* **Instructions for the task**: Records follow. Copy every line with "JSON".

[Dataset rows for apps and sites]
========================================

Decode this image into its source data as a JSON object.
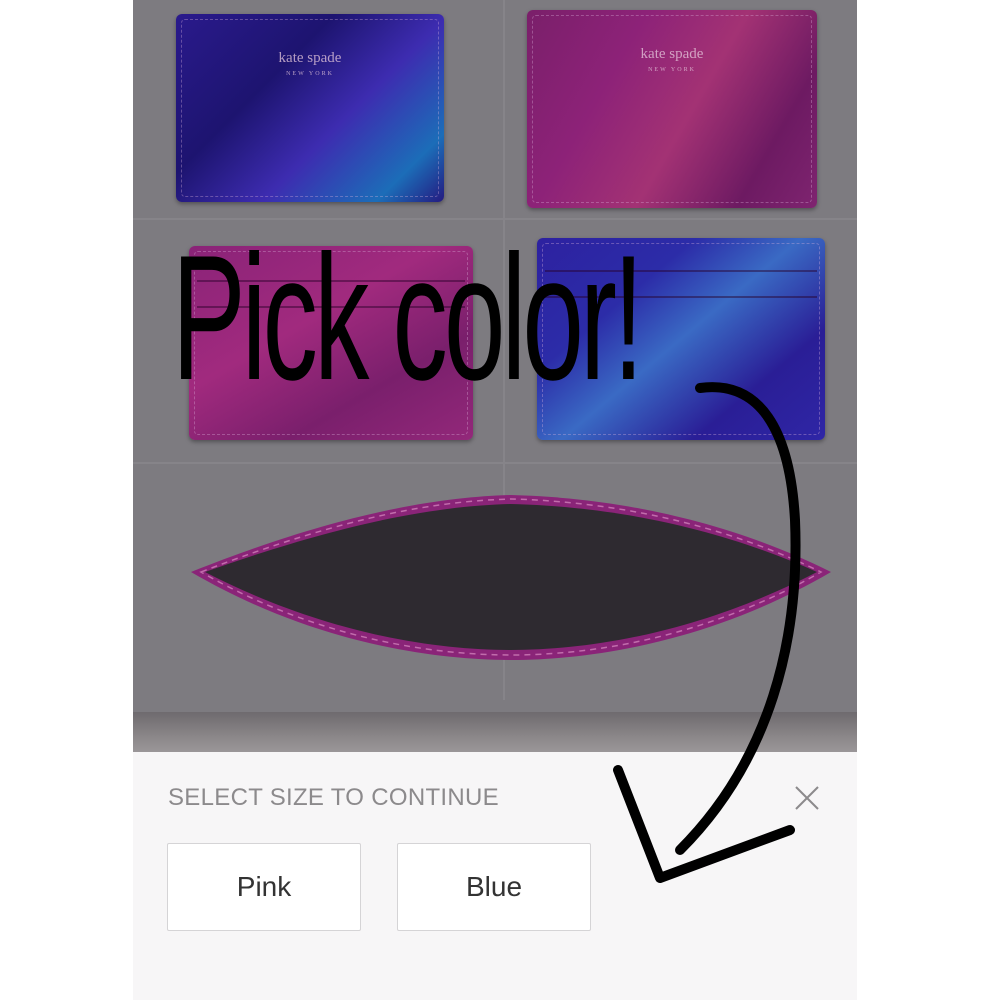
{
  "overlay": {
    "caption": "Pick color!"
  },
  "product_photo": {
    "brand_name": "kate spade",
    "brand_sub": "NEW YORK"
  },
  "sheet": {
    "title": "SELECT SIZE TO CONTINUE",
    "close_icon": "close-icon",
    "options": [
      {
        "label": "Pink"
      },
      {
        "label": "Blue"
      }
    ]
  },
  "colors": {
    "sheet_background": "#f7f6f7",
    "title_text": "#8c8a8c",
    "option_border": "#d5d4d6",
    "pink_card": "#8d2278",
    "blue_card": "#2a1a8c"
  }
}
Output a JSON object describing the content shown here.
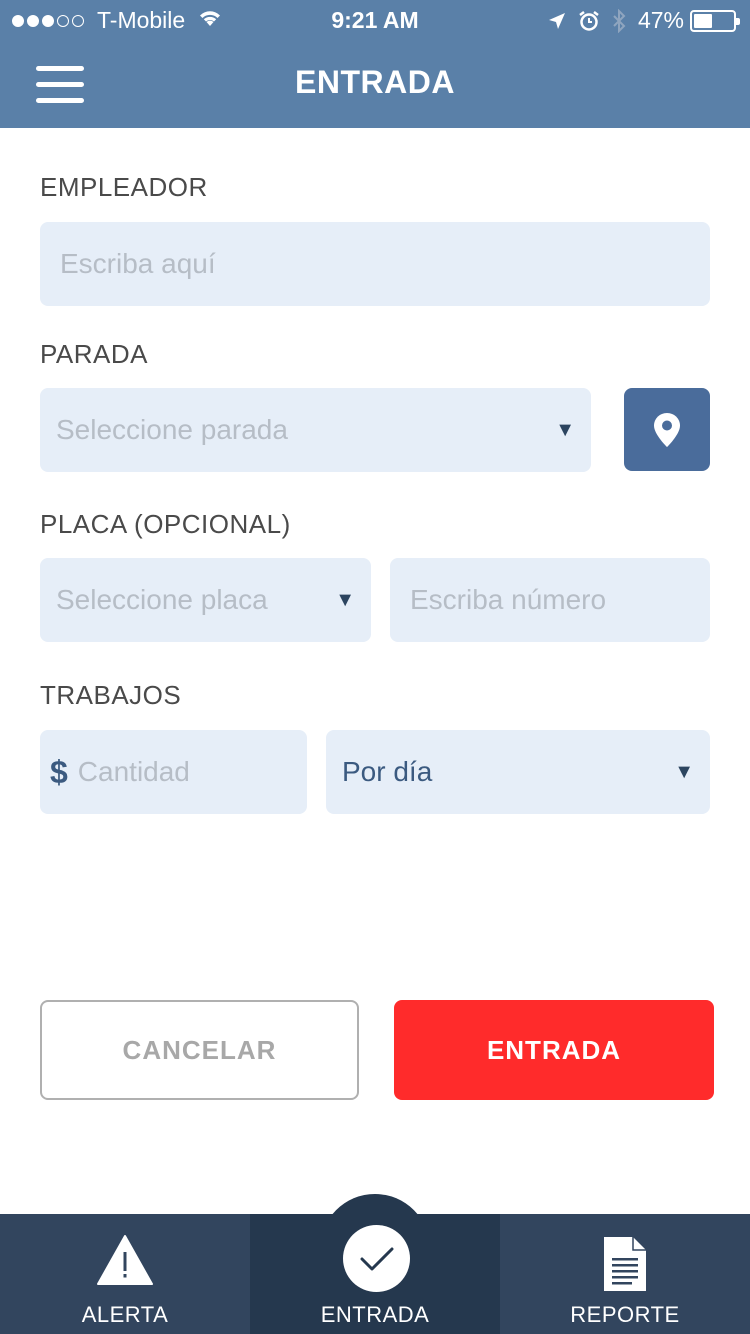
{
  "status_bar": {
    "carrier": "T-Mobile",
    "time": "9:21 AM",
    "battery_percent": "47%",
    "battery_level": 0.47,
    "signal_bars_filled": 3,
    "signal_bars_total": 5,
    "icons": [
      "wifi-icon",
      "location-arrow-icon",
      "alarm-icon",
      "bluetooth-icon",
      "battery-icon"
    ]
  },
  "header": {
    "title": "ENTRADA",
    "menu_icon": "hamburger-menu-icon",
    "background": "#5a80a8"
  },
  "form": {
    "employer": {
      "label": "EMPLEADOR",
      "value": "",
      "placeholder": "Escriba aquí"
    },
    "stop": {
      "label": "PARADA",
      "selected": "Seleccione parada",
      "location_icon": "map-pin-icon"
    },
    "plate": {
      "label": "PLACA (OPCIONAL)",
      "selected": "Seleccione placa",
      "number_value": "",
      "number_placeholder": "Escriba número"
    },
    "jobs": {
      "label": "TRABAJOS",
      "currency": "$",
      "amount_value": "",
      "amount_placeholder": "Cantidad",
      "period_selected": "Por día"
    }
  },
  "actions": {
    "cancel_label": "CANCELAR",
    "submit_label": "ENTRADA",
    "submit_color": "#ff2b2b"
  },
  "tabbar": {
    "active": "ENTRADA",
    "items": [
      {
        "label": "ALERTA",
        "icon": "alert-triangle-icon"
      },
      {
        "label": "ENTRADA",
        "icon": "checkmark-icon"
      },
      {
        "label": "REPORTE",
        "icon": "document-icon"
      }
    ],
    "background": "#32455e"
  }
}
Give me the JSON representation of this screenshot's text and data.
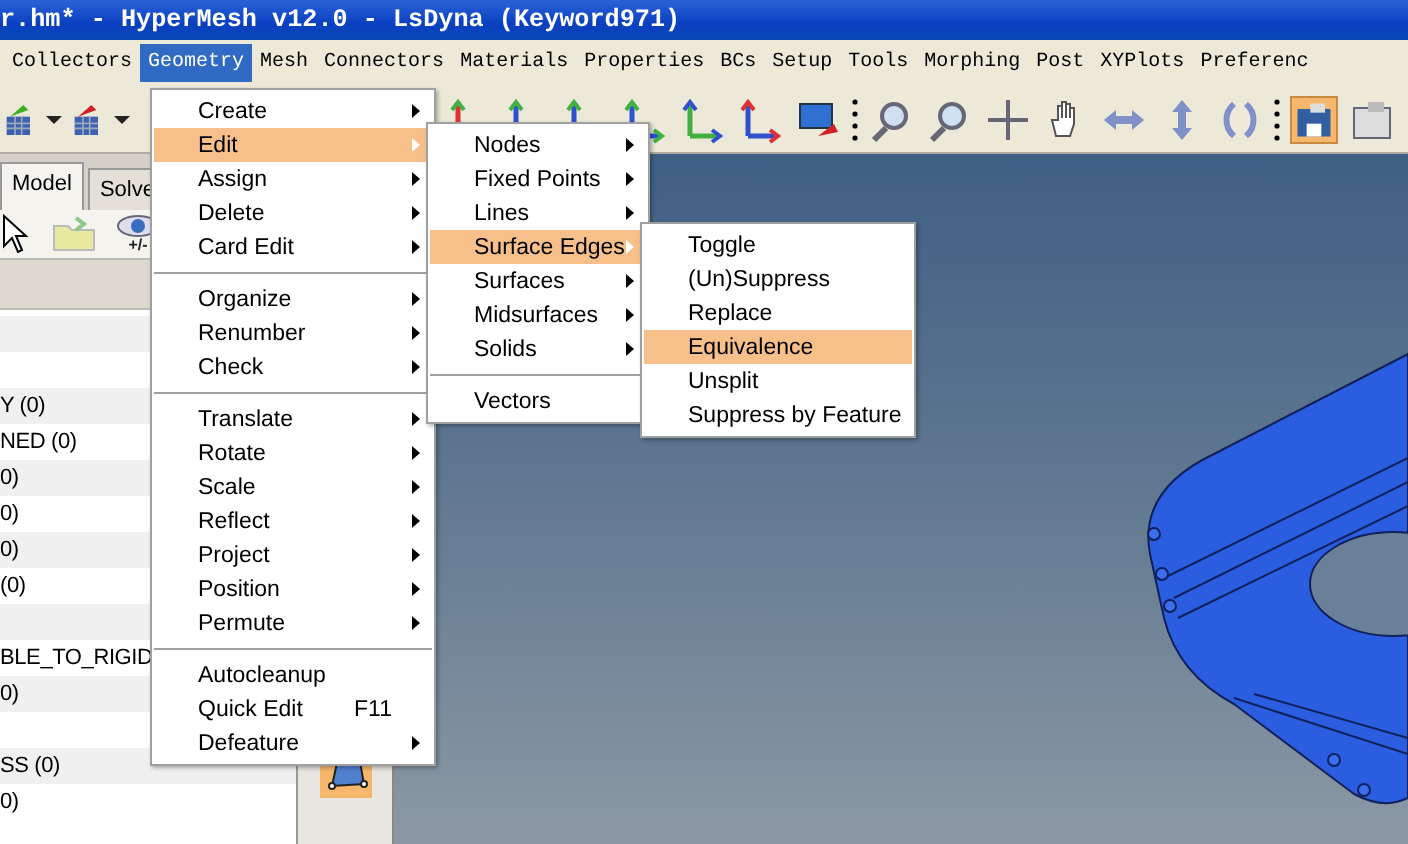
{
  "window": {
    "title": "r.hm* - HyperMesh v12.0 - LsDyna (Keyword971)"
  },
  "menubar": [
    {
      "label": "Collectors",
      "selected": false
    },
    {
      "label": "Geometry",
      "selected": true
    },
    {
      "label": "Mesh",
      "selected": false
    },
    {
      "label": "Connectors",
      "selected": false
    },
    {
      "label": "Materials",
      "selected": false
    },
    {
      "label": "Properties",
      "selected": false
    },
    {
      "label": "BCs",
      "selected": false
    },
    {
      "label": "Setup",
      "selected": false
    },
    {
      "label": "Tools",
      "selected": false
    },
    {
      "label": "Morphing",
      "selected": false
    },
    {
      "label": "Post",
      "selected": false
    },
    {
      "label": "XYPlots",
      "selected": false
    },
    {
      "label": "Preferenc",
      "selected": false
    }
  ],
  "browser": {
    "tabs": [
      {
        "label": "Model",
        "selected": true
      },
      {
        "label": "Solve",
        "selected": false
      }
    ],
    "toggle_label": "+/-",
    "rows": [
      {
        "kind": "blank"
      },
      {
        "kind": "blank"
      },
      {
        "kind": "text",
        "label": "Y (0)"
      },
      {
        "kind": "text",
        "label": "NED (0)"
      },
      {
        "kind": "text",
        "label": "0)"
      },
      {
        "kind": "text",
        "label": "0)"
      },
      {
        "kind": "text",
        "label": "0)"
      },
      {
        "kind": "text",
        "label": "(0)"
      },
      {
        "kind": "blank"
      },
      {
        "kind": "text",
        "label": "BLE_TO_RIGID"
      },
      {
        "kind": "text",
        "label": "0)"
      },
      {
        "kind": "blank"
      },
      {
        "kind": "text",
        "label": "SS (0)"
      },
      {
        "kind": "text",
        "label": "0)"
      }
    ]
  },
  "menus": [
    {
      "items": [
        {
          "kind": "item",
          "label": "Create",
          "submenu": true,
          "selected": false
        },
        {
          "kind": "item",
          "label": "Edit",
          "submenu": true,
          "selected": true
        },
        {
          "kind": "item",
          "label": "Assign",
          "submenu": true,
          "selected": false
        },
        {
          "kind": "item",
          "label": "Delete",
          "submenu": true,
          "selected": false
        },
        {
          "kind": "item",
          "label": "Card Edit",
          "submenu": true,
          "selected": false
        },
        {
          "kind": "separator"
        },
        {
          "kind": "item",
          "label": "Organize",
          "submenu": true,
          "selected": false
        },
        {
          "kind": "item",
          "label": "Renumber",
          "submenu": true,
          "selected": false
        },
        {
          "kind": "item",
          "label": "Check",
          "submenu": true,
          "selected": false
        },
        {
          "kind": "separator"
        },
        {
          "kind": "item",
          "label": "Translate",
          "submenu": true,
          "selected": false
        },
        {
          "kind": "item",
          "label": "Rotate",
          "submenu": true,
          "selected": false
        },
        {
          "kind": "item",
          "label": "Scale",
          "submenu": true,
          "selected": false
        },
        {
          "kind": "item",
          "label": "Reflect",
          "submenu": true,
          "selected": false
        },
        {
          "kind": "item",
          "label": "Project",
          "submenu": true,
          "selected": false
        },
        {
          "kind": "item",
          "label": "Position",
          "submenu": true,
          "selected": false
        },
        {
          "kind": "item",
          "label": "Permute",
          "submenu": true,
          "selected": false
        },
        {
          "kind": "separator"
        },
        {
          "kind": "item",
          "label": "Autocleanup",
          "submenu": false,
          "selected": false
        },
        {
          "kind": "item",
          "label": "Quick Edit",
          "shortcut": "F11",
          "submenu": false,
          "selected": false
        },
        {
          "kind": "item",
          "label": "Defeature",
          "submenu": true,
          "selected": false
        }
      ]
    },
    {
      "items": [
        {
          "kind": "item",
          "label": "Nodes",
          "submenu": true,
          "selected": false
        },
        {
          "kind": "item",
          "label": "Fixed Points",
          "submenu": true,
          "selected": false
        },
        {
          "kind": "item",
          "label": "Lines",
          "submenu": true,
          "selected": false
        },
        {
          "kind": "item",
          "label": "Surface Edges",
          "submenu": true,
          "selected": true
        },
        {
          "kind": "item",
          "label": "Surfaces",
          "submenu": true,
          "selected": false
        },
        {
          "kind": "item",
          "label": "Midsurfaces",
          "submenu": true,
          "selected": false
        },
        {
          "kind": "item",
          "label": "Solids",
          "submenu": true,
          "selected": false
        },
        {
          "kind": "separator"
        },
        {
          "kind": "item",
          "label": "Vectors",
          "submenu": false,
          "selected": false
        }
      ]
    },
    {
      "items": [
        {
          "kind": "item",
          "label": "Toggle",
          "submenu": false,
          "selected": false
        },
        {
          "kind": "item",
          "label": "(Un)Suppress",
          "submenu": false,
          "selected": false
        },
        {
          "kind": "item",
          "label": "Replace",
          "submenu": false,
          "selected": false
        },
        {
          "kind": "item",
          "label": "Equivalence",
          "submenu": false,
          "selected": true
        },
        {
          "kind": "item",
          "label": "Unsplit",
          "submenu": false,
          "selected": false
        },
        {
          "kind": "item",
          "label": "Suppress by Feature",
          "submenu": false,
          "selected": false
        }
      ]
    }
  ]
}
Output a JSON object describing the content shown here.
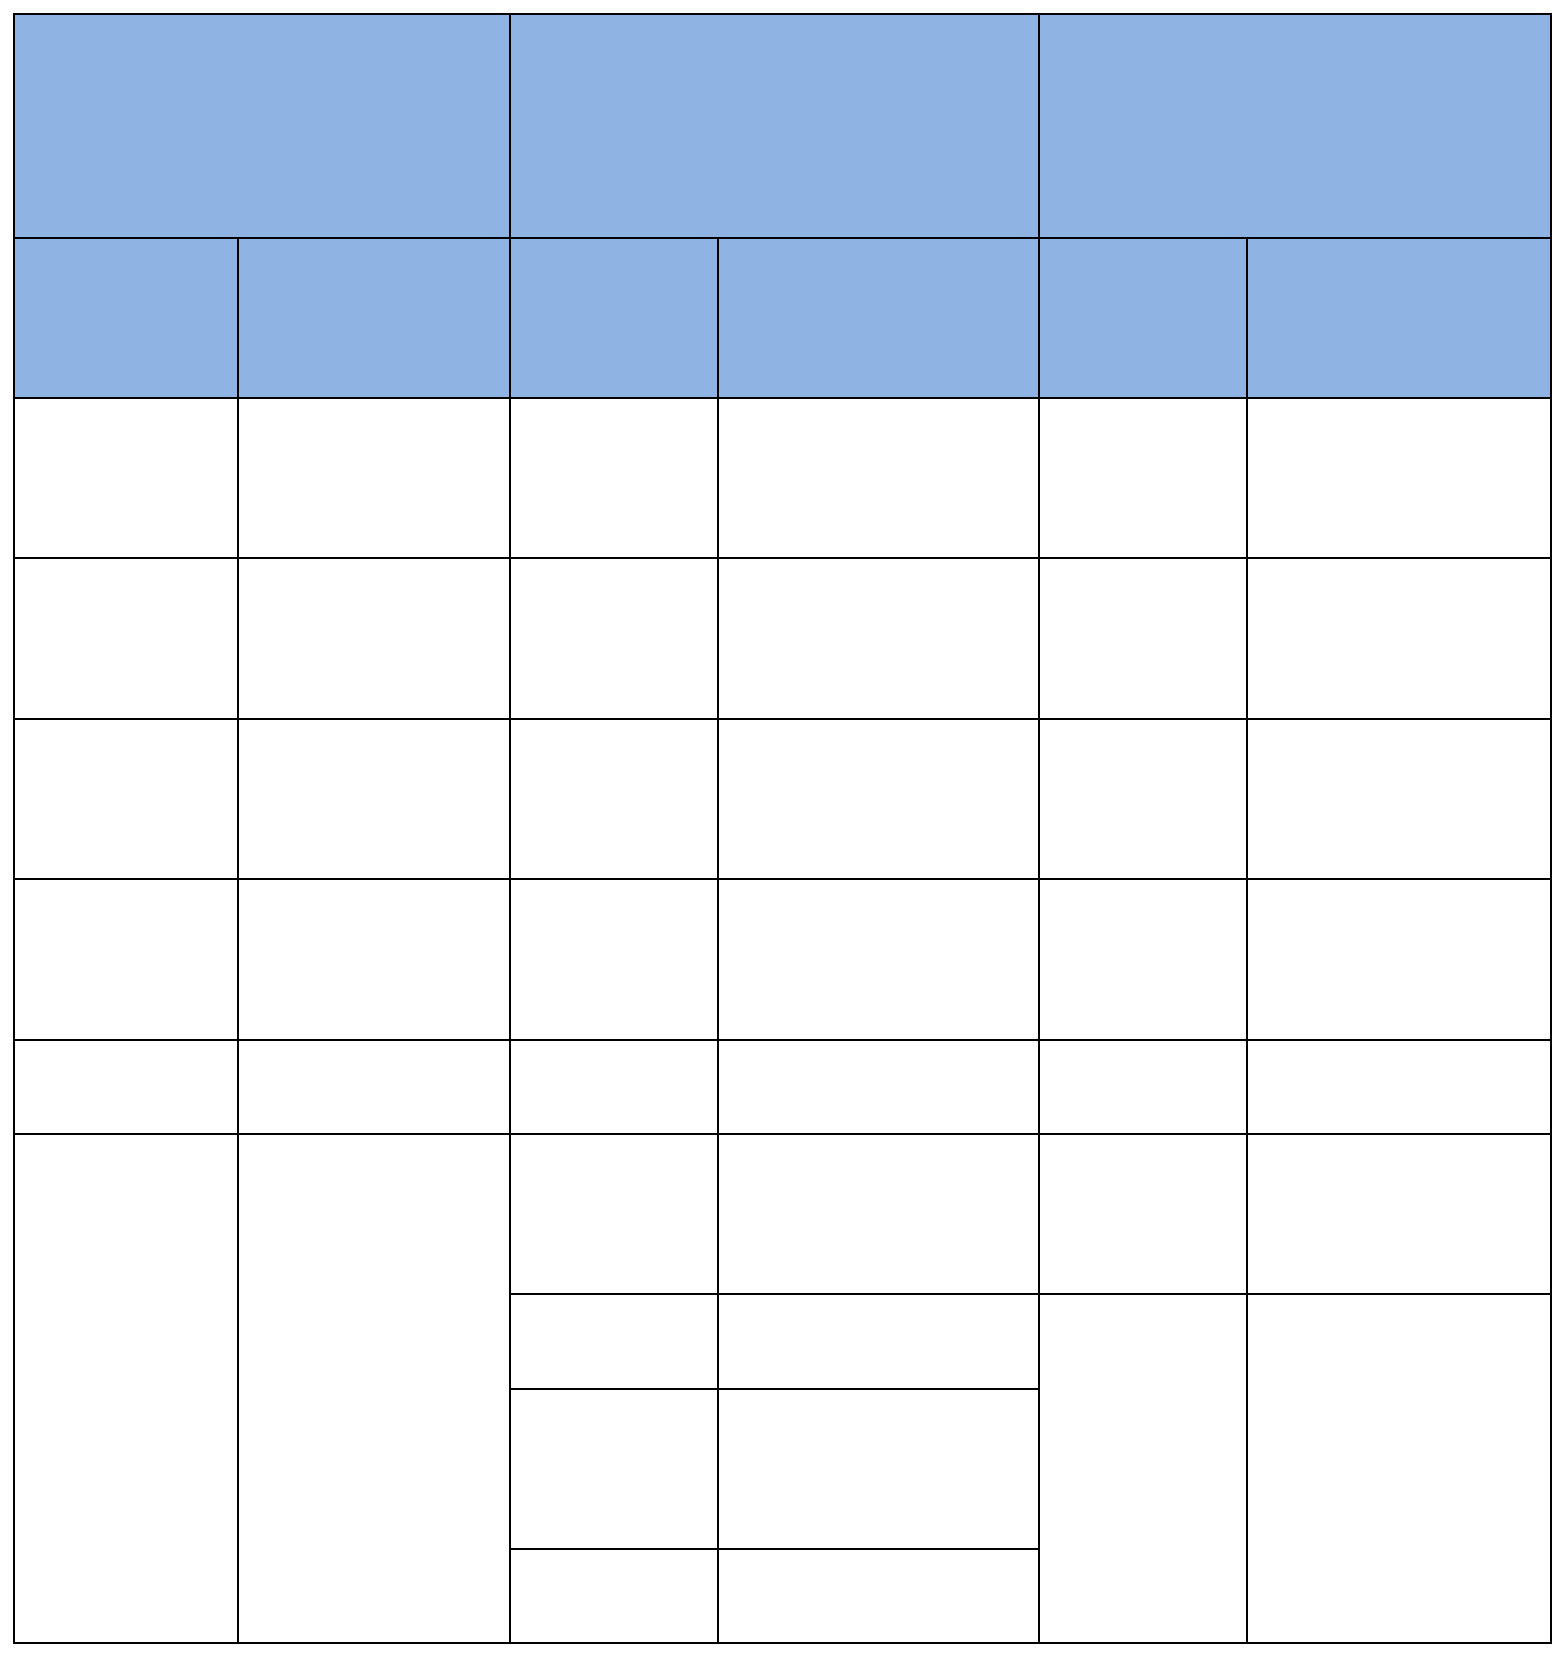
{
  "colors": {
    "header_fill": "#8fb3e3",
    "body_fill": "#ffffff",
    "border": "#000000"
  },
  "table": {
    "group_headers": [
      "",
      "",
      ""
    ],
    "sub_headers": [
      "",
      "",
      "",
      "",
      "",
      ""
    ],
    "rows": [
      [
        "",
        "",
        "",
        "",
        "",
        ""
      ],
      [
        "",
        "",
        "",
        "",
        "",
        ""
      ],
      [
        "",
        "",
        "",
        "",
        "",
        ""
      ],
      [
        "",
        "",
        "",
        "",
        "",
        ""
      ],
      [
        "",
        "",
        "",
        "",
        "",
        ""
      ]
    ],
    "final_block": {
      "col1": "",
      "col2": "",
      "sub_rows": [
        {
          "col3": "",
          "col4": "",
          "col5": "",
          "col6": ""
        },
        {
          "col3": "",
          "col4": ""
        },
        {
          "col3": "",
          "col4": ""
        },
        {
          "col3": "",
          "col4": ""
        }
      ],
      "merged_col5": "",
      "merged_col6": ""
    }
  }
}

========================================

* **Exercise solution**:
Decode this image into its source data as a JSON object.
Output a JSON object describing the content shown here.
Give me the JSON representation of this screenshot's text and data.
Output a JSON object describing the content shown here.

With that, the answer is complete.